Straw Dogs (2011)

If a film’s poster is reflective of its quality, then Straw Dogs falls spectacularly at the first hurdle. The artwork for the remake of director Sam Peckinpah’s same-named 1971 invasion thriller (itself adapted from Gordon Williams’ novel The Siege Of Trencher’s Farm) forgoes originality to instead rip off its forebear – except now it’s James Marsden donning smashed glasses instead of Dustin Hoffman.
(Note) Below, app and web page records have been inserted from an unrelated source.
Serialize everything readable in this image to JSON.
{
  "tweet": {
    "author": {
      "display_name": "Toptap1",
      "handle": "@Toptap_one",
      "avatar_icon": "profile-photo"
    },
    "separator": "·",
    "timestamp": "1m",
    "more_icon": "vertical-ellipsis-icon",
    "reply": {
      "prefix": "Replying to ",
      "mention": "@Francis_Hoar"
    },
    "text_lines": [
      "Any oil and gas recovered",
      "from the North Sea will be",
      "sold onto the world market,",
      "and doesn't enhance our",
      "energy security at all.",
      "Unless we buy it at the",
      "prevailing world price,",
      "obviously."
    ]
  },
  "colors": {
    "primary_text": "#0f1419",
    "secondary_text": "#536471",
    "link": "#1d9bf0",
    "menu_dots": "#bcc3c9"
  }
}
Marsden plays David Sumner, a Hollywood screenwriter who moves to a backwater town with his wife Amy (Kate Bosworth). Here he hopes to finish a tricky script he’s been working on. That’s almost impossible, though, when the rowdy locals get a little too friendly, among them a gobby retired football coach (James Woods) and Skarsgård’s burly builder, who’s dead set on reigniting a decade-old flame with Amy, his high school sweetheart.

The copy-don’t-create philosophy of Straw Dogs’ artwork permeates the rest of director Rod Lurie’s unnecessary, connect-the-dots redo. Its cast list may have been considerably sexed up – both Alexander Skarsgård and Marsden are strapping, bronzed specimens – but Lurie apes Peckinpah’s Dogs to such a degree that he completely discredits his film’s entire existence.

Cynically, the director hits all the expected beats, producing something that feels both lazy and dated. The original’s controversial rape scene is misplaced in a film keen to play it safe, while the final act showdown brings the requisite blood, but merely re-stages the ’71 siege in simmering HD – they even have the gall to copy the DIY weapons. The one thing that can’t be faulted is the performances, with an on-fire Woods – all gnashing teeth and berserk – giving it his all, and Marsden convincing as a mild-manner writer who does what he has to to protect his home. Where Peckinpah’s film was a genuine video nasty, though, Lurie’s should be left to the dogs. 1/5